*** Data to process Section Begins ***

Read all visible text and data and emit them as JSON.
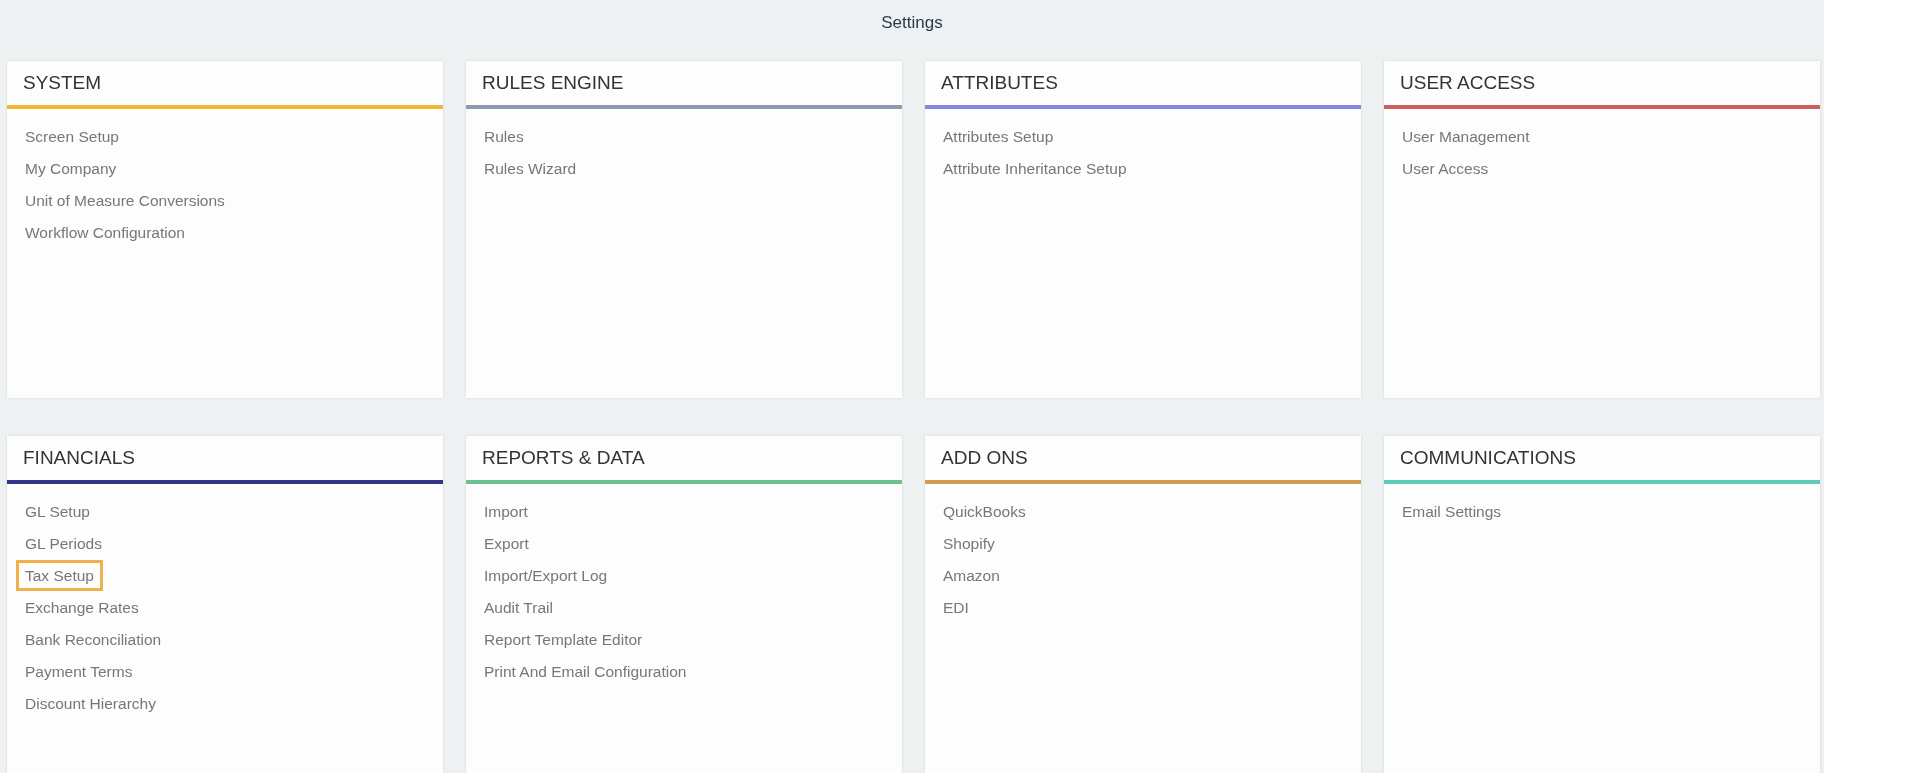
{
  "page_title": "Settings",
  "sections": [
    {
      "title": "SYSTEM",
      "color": "#f2b632",
      "items": [
        {
          "label": "Screen Setup",
          "selected": false
        },
        {
          "label": "My Company",
          "selected": false
        },
        {
          "label": "Unit of Measure Conversions",
          "selected": false
        },
        {
          "label": "Workflow Configuration",
          "selected": false
        }
      ]
    },
    {
      "title": "RULES ENGINE",
      "color": "#8e9aaf",
      "items": [
        {
          "label": "Rules",
          "selected": false
        },
        {
          "label": "Rules Wizard",
          "selected": false
        }
      ]
    },
    {
      "title": "ATTRIBUTES",
      "color": "#8088e0",
      "items": [
        {
          "label": "Attributes Setup",
          "selected": false
        },
        {
          "label": "Attribute Inheritance Setup",
          "selected": false
        }
      ]
    },
    {
      "title": "USER ACCESS",
      "color": "#c9615f",
      "items": [
        {
          "label": "User Management",
          "selected": false
        },
        {
          "label": "User Access",
          "selected": false
        }
      ]
    },
    {
      "title": "FINANCIALS",
      "color": "#35348a",
      "items": [
        {
          "label": "GL Setup",
          "selected": false
        },
        {
          "label": "GL Periods",
          "selected": false
        },
        {
          "label": "Tax Setup",
          "selected": true
        },
        {
          "label": "Exchange Rates",
          "selected": false
        },
        {
          "label": "Bank Reconciliation",
          "selected": false
        },
        {
          "label": "Payment Terms",
          "selected": false
        },
        {
          "label": "Discount Hierarchy",
          "selected": false
        }
      ]
    },
    {
      "title": "REPORTS & DATA",
      "color": "#6cc18e",
      "items": [
        {
          "label": "Import",
          "selected": false
        },
        {
          "label": "Export",
          "selected": false
        },
        {
          "label": "Import/Export Log",
          "selected": false
        },
        {
          "label": "Audit Trail",
          "selected": false
        },
        {
          "label": "Report Template Editor",
          "selected": false
        },
        {
          "label": "Print And Email Configuration",
          "selected": false
        }
      ]
    },
    {
      "title": "ADD ONS",
      "color": "#d39a52",
      "items": [
        {
          "label": "QuickBooks",
          "selected": false
        },
        {
          "label": "Shopify",
          "selected": false
        },
        {
          "label": "Amazon",
          "selected": false
        },
        {
          "label": "EDI",
          "selected": false
        }
      ]
    },
    {
      "title": "COMMUNICATIONS",
      "color": "#5ccdb8",
      "items": [
        {
          "label": "Email Settings",
          "selected": false
        }
      ]
    }
  ]
}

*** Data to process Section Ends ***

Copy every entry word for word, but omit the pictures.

- **Answer to the exercise**
Read all visible text and data and emit them as JSON.
{
  "page_title": "Settings",
  "sections": [
    {
      "title": "SYSTEM",
      "color": "#f2b632",
      "items": [
        {
          "label": "Screen Setup",
          "selected": false
        },
        {
          "label": "My Company",
          "selected": false
        },
        {
          "label": "Unit of Measure Conversions",
          "selected": false
        },
        {
          "label": "Workflow Configuration",
          "selected": false
        }
      ]
    },
    {
      "title": "RULES ENGINE",
      "color": "#8e9aaf",
      "items": [
        {
          "label": "Rules",
          "selected": false
        },
        {
          "label": "Rules Wizard",
          "selected": false
        }
      ]
    },
    {
      "title": "ATTRIBUTES",
      "color": "#8088e0",
      "items": [
        {
          "label": "Attributes Setup",
          "selected": false
        },
        {
          "label": "Attribute Inheritance Setup",
          "selected": false
        }
      ]
    },
    {
      "title": "USER ACCESS",
      "color": "#c9615f",
      "items": [
        {
          "label": "User Management",
          "selected": false
        },
        {
          "label": "User Access",
          "selected": false
        }
      ]
    },
    {
      "title": "FINANCIALS",
      "color": "#35348a",
      "items": [
        {
          "label": "GL Setup",
          "selected": false
        },
        {
          "label": "GL Periods",
          "selected": false
        },
        {
          "label": "Tax Setup",
          "selected": true
        },
        {
          "label": "Exchange Rates",
          "selected": false
        },
        {
          "label": "Bank Reconciliation",
          "selected": false
        },
        {
          "label": "Payment Terms",
          "selected": false
        },
        {
          "label": "Discount Hierarchy",
          "selected": false
        }
      ]
    },
    {
      "title": "REPORTS & DATA",
      "color": "#6cc18e",
      "items": [
        {
          "label": "Import",
          "selected": false
        },
        {
          "label": "Export",
          "selected": false
        },
        {
          "label": "Import/Export Log",
          "selected": false
        },
        {
          "label": "Audit Trail",
          "selected": false
        },
        {
          "label": "Report Template Editor",
          "selected": false
        },
        {
          "label": "Print And Email Configuration",
          "selected": false
        }
      ]
    },
    {
      "title": "ADD ONS",
      "color": "#d39a52",
      "items": [
        {
          "label": "QuickBooks",
          "selected": false
        },
        {
          "label": "Shopify",
          "selected": false
        },
        {
          "label": "Amazon",
          "selected": false
        },
        {
          "label": "EDI",
          "selected": false
        }
      ]
    },
    {
      "title": "COMMUNICATIONS",
      "color": "#5ccdb8",
      "items": [
        {
          "label": "Email Settings",
          "selected": false
        }
      ]
    }
  ]
}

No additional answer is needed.